**TASK OBJECTIVE:**
Lines containing the word "Payments" are the ones to copy from the records below.

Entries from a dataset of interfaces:
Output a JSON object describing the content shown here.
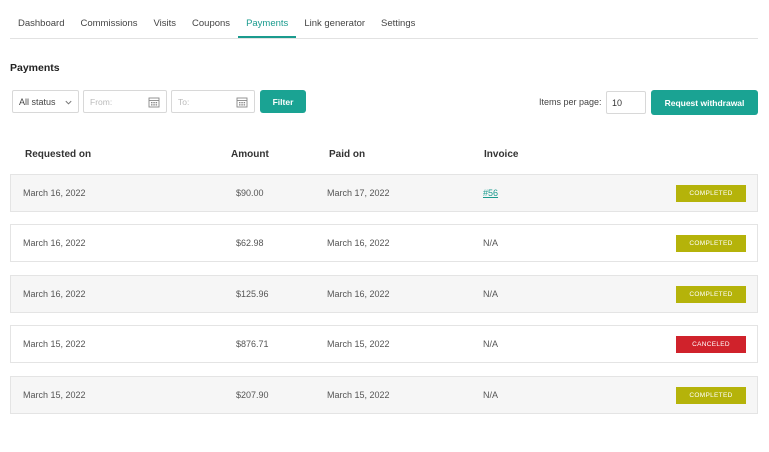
{
  "tabs": [
    {
      "label": "Dashboard",
      "active": false
    },
    {
      "label": "Commissions",
      "active": false
    },
    {
      "label": "Visits",
      "active": false
    },
    {
      "label": "Coupons",
      "active": false
    },
    {
      "label": "Payments",
      "active": true
    },
    {
      "label": "Link generator",
      "active": false
    },
    {
      "label": "Settings",
      "active": false
    }
  ],
  "page_title": "Payments",
  "filters": {
    "status_value": "All status",
    "from_placeholder": "From:",
    "to_placeholder": "To:",
    "filter_label": "Filter"
  },
  "items_per_page": {
    "label": "Items per page:",
    "value": "10"
  },
  "withdraw_label": "Request withdrawal",
  "table": {
    "headers": [
      "Requested on",
      "Amount",
      "Paid on",
      "Invoice"
    ],
    "rows": [
      {
        "requested": "March 16, 2022",
        "amount": "$90.00",
        "paid": "March 17, 2022",
        "invoice": "#56",
        "status": "COMPLETED"
      },
      {
        "requested": "March 16, 2022",
        "amount": "$62.98",
        "paid": "March 16, 2022",
        "invoice": "N/A",
        "status": "COMPLETED"
      },
      {
        "requested": "March 16, 2022",
        "amount": "$125.96",
        "paid": "March 16, 2022",
        "invoice": "N/A",
        "status": "COMPLETED"
      },
      {
        "requested": "March 15, 2022",
        "amount": "$876.71",
        "paid": "March 15, 2022",
        "invoice": "N/A",
        "status": "CANCELED"
      },
      {
        "requested": "March 15, 2022",
        "amount": "$207.90",
        "paid": "March 15, 2022",
        "invoice": "N/A",
        "status": "COMPLETED"
      }
    ]
  },
  "colors": {
    "accent": "#1aa393",
    "completed": "#b5b30a",
    "canceled": "#d0222b"
  },
  "icons": {
    "status_select": "chevron-down-icon",
    "date_field": "calendar-icon"
  }
}
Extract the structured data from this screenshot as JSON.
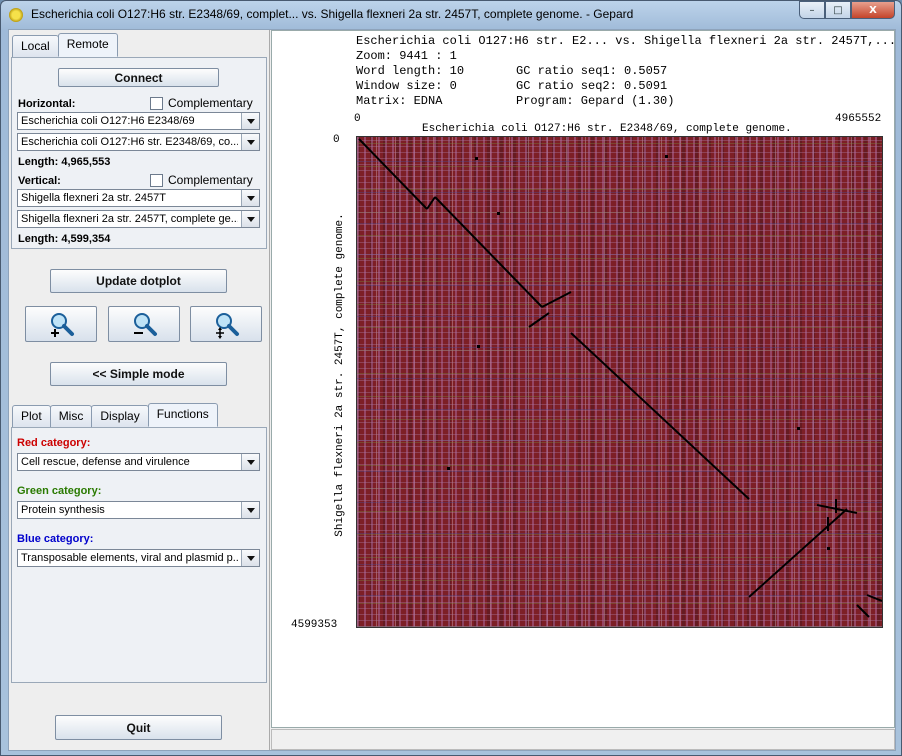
{
  "window": {
    "title": "Escherichia coli O127:H6 str. E2348/69, complet...  vs.  Shigella flexneri 2a str. 2457T, complete genome.  -  Gepard",
    "controls": [
      "–",
      "□",
      "X"
    ]
  },
  "source_tabs": [
    {
      "label": "Local",
      "active": false
    },
    {
      "label": "Remote",
      "active": true
    }
  ],
  "remote": {
    "connect_label": "Connect",
    "horizontal_label": "Horizontal:",
    "complementary_label": "Complementary",
    "horizontal_organism": "Escherichia coli O127:H6 E2348/69",
    "horizontal_sequence": "Escherichia coli O127:H6 str. E2348/69, co...",
    "horizontal_length": "Length: 4,965,553",
    "vertical_label": "Vertical:",
    "vertical_organism": "Shigella flexneri 2a str. 2457T",
    "vertical_sequence": "Shigella flexneri 2a str. 2457T, complete ge...",
    "vertical_length": "Length: 4,599,354"
  },
  "actions": {
    "update_label": "Update dotplot",
    "simple_mode_label": "<< Simple mode",
    "quit_label": "Quit"
  },
  "options_tabs": [
    {
      "label": "Plot",
      "active": false
    },
    {
      "label": "Misc",
      "active": false
    },
    {
      "label": "Display",
      "active": false
    },
    {
      "label": "Functions",
      "active": true
    }
  ],
  "functions": {
    "red_label": "Red category:",
    "red_value": "Cell rescue, defense and virulence",
    "green_label": "Green category:",
    "green_value": "Protein synthesis",
    "blue_label": "Blue category:",
    "blue_value": "Transposable elements, viral and plasmid p...",
    "red_color": "#cc0000",
    "green_color": "#2a7a00",
    "blue_color": "#0000cc"
  },
  "plot_info": {
    "header": "Escherichia coli O127:H6 str. E2... vs. Shigella flexneri 2a str. 2457T,...",
    "zoom": "Zoom: 9441 : 1",
    "word_length": "Word length: 10",
    "window_size": "Window size: 0",
    "matrix": "Matrix: EDNA",
    "gc1": "GC ratio seq1: 0.5057",
    "gc2": "GC ratio seq2: 0.5091",
    "program": "Program: Gepard (1.30)"
  },
  "axes": {
    "x_start": "0",
    "x_end": "4965552",
    "x_title": "Escherichia coli O127:H6 str. E2348/69, complete genome.",
    "y_start": "0",
    "y_end": "4599353",
    "y_title": "Shigella flexneri 2a str. 2457T, complete genome."
  }
}
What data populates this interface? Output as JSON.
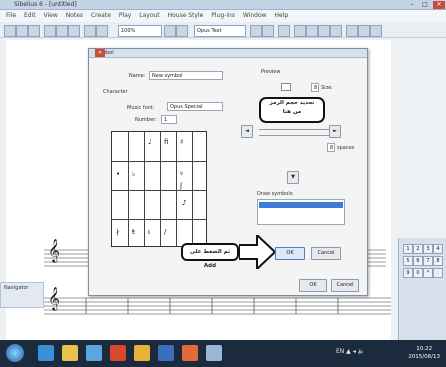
{
  "window": {
    "title": "Sibelius 6 - [untitled]"
  },
  "menubar": [
    "File",
    "Edit",
    "View",
    "Notes",
    "Create",
    "Play",
    "Layout",
    "House Style",
    "Plug-ins",
    "Window",
    "Help"
  ],
  "toolbar": {
    "zoom_value": "100%",
    "font_combo": "Opus Text"
  },
  "dialog": {
    "title": "Symbol",
    "name_label": "Name:",
    "name_value": "New symbol",
    "preview_label": "Preview",
    "character_label": "Character",
    "music_font_label": "Music font:",
    "music_font_value": "Opus Special",
    "number_label": "Number:",
    "number_value": "1",
    "size_label": "Size:",
    "size_value": "8",
    "spaces_label": "spaces",
    "note_spaces_label": "spaces",
    "glyphs": [
      "♩",
      "ﬁ",
      "♯",
      "•",
      "♭",
      "ꝰ",
      "ʃ",
      "♪",
      "∤",
      "ŧ",
      "ι",
      "/"
    ],
    "draw_label": "Draw symbols:",
    "ok_button": "OK",
    "cancel_button": "Cancel",
    "ok_bottom": "OK",
    "cancel_bottom": "Cancel",
    "arrow_buttons": [
      "◄",
      "►",
      "▲",
      "▼"
    ]
  },
  "callout_top": {
    "line1": "تحديد حجم الرمز",
    "line2": "من هنا"
  },
  "callout_bottom": {
    "text": "ثم الضغط على Add"
  },
  "score": {
    "clef": "𝄞"
  },
  "keypad": [
    "1",
    "2",
    "3",
    "4",
    "5",
    "6",
    "7",
    "8",
    "9",
    "0",
    "*",
    "."
  ],
  "left_panel": {
    "label": "Navigator"
  },
  "taskbar": {
    "tray": "EN ▲ ◂ 🔈",
    "time": "10:22",
    "date": "2015/08/13"
  },
  "colors": {
    "dialog_bg": "#f4f4f4",
    "selection": "#3d7bd6",
    "taskbar": "#1c2a3d"
  }
}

**YOUR SOLUTION:**
      "label": "Payments",
  "page_title": "Payments",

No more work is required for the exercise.